Does the presence of a pooch make workers more productive? Does hearing a cat purr cause workers to be more creative? Is it easier to study legal briefs with a beagle at one’s side? If none of this sounds absurd to you, you’re not alone. In fact, more worksites are going pet friendly, either allowing pets to come to the office every day or establishing policies for occasional pet visitation.

Granted the numbers are still small. Only about 8% of workplaces were pet friendly in 2015. However, there are advantages to consider:

Stress reduction: Pets calm anxiety and make us happy. That’s why pet therapy is so effective in hospitals and long-term care facilities. There’s actually a science behind this phenomenon. Pets—specifically dogs—positively impact endocrine responses, including the stress hormone cortisol and adrenalin or epinephrine.

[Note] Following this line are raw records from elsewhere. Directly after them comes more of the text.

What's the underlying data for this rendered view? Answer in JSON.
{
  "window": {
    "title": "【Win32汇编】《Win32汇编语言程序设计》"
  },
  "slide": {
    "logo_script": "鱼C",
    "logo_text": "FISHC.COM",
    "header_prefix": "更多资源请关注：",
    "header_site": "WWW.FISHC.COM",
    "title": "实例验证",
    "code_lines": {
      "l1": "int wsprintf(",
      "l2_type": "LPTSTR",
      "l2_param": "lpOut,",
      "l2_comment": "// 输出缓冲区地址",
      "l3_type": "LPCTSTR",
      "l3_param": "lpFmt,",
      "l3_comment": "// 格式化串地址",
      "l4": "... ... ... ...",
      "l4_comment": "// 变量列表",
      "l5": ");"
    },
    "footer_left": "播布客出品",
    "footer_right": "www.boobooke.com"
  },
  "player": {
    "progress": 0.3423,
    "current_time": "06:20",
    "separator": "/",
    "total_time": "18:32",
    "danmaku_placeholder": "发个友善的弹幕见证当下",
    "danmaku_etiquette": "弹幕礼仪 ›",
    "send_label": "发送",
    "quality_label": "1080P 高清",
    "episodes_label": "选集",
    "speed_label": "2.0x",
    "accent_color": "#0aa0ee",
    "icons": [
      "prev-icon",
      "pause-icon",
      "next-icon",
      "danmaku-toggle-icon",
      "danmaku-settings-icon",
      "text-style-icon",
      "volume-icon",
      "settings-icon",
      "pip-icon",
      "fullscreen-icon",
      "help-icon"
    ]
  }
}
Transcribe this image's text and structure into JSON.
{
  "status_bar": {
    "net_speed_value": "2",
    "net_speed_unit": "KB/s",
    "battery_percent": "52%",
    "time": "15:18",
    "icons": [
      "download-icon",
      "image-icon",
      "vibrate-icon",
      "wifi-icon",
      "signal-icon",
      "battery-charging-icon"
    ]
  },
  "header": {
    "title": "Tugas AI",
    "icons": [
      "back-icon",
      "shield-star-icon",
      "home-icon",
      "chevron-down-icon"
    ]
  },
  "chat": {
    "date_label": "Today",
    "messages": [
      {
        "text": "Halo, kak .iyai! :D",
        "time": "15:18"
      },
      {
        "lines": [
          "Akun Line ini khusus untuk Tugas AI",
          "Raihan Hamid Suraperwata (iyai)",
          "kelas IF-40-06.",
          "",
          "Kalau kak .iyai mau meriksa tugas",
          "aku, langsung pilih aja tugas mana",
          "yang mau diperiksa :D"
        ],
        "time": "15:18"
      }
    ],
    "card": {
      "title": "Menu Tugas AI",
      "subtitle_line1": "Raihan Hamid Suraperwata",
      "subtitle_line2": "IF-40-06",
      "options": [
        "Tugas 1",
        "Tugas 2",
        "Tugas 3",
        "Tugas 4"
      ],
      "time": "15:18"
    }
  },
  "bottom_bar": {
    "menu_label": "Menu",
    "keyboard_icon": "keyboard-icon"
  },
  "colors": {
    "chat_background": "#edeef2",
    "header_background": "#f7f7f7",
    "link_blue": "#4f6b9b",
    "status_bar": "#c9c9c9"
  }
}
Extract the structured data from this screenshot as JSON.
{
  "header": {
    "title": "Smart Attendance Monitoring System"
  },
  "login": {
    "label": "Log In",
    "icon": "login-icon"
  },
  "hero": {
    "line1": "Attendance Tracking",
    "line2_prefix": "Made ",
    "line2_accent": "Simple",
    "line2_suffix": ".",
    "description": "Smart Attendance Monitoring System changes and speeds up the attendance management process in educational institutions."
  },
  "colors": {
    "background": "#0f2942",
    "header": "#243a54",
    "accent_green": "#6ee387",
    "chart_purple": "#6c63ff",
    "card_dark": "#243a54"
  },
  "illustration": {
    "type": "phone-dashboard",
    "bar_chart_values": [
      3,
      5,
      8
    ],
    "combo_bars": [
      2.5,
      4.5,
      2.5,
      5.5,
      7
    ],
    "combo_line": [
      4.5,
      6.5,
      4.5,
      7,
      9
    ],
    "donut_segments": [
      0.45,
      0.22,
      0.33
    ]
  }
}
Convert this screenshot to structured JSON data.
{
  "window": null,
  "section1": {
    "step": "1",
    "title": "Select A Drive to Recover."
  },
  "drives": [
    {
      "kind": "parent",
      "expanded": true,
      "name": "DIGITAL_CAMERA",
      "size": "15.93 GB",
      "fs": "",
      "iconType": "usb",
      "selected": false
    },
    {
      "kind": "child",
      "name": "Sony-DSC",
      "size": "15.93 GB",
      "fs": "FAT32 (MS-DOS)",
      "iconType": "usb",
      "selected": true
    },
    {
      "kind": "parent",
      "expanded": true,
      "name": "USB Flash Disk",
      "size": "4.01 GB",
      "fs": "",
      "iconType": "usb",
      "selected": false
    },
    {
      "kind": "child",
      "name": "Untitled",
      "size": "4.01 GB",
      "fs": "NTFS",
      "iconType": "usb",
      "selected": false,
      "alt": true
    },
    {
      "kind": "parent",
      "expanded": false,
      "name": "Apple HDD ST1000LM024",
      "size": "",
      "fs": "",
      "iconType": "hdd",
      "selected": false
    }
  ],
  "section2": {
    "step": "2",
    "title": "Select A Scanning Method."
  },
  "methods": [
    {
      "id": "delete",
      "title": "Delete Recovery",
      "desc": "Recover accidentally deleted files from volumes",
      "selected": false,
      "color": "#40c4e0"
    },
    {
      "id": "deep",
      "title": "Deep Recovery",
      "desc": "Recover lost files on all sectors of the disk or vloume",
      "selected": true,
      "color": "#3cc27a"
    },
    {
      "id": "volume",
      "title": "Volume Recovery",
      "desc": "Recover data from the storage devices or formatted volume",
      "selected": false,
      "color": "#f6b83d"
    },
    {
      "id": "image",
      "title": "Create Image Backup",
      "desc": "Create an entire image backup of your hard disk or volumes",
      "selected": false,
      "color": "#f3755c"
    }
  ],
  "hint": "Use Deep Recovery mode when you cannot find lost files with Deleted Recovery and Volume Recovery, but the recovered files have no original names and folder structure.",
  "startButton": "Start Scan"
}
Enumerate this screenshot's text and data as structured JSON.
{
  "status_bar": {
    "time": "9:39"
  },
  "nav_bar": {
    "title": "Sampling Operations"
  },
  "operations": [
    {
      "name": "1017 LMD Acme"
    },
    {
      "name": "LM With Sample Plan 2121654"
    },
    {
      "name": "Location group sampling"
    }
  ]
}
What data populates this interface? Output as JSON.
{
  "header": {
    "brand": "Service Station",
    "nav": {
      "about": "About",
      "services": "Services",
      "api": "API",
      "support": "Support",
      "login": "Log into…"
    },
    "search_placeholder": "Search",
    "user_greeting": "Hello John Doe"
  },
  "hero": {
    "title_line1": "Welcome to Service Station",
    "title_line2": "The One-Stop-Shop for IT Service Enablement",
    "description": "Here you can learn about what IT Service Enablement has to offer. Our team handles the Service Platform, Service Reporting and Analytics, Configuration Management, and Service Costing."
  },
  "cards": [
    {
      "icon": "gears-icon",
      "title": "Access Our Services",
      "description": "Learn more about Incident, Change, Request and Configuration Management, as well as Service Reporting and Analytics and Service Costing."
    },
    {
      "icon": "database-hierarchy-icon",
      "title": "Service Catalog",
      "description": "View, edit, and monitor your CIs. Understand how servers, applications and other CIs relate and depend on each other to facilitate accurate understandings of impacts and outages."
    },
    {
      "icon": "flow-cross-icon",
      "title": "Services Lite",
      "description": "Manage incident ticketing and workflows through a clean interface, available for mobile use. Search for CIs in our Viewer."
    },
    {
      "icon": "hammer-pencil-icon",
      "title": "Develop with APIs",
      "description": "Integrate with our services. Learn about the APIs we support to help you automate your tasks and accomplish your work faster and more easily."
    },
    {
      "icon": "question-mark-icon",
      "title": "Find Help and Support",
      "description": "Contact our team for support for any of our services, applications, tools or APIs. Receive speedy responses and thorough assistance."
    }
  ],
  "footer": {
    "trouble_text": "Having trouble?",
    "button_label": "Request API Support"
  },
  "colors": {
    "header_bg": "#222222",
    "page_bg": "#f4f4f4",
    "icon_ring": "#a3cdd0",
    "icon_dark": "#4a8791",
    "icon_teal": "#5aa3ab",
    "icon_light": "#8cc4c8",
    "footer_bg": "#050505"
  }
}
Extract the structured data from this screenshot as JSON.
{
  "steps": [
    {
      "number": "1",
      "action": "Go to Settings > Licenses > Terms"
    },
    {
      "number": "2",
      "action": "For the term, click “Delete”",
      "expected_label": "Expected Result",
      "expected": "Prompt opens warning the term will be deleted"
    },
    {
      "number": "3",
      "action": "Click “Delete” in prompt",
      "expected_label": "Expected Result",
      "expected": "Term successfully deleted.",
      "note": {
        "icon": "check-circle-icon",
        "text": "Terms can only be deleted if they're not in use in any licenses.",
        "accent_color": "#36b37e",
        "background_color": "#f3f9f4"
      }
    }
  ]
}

Also, never forget that many employees consider pets their family members. They worry about their pets being alone for long periods of time without companionship or exercise. With a pet by their side, they know who’s caring for their furry friends, and they won’t feel so compelled to rush home at lunch or at the end of the day to tend to them.

Creativity: Pets remind us that you’ve got to break from the grind and step outside for breaks. That’s actually a positive as workers who take the time for occasional walks can recharge their creativity. Of course, there’s a health bonus here, too, as a brisk walk with Fido gets one up and moving.

Team socialization: Nothing starts a conversation better than a cute puppy. And it’s hard to find those who don’t like to watch the antics of our animal kingdom friends. The bottom line is that pets can bring people together. They also remind us to “play nice” with one another because they provide great examples of the importance of loyalty and concern for others.

A perk apart from others: Adopting a pet-friendly policy is still unique among organizations, but it can be a powerful recruitment and retention tool. According to a study by Vancouver, Washington-based Banfield Pet Hospitals, pet-friendly companies are more likely to retain talent, with 82% of employees saying that they feel a greater sense of loyalty to employers as a result of pet-friendly workplace policies.

Also, along with a strong policy for bringing pets to work, other organizations make the offer even sweeter, instituting benefits such as pet day care, pet health insurance, time off for the death of a pet, and special perks for visiting animals.

Companies that have gone pet friendly report that it’s typically more than just another policy—it’s a part of the culture. For example, Replacements of Greensboro, North Carolina, realized that by honoring employees’ love for pets, they should do the same for customers. Therefore, pets are now allowed in stores—a big plus for the animal-loving public. Bissell, the vacuum-cleaning company of Grand Rapids, Michigan, not only encourages dogs in the office but also developed the Bissell Pet Foundation to promote pet adoption and animal welfare. More than $250,000 in grants are awarded each year.

Of course, there are those workers who don’t appreciate four-legged pals or simply can’t be around pets for health reasons. Therefore, it makes sense to have pet-free zones or just establish a few Bring Your Pet to Work days every few weeks.

Also, not all pets are perfect. There can be messes to clean and scuffles with other animals. Plus, not all pets know to keep the noise down. Therefore, you’ll need to establish rules and etiquette for pet owners. Tomorrow we’ll examine some key points for developing your pet-friendly policy.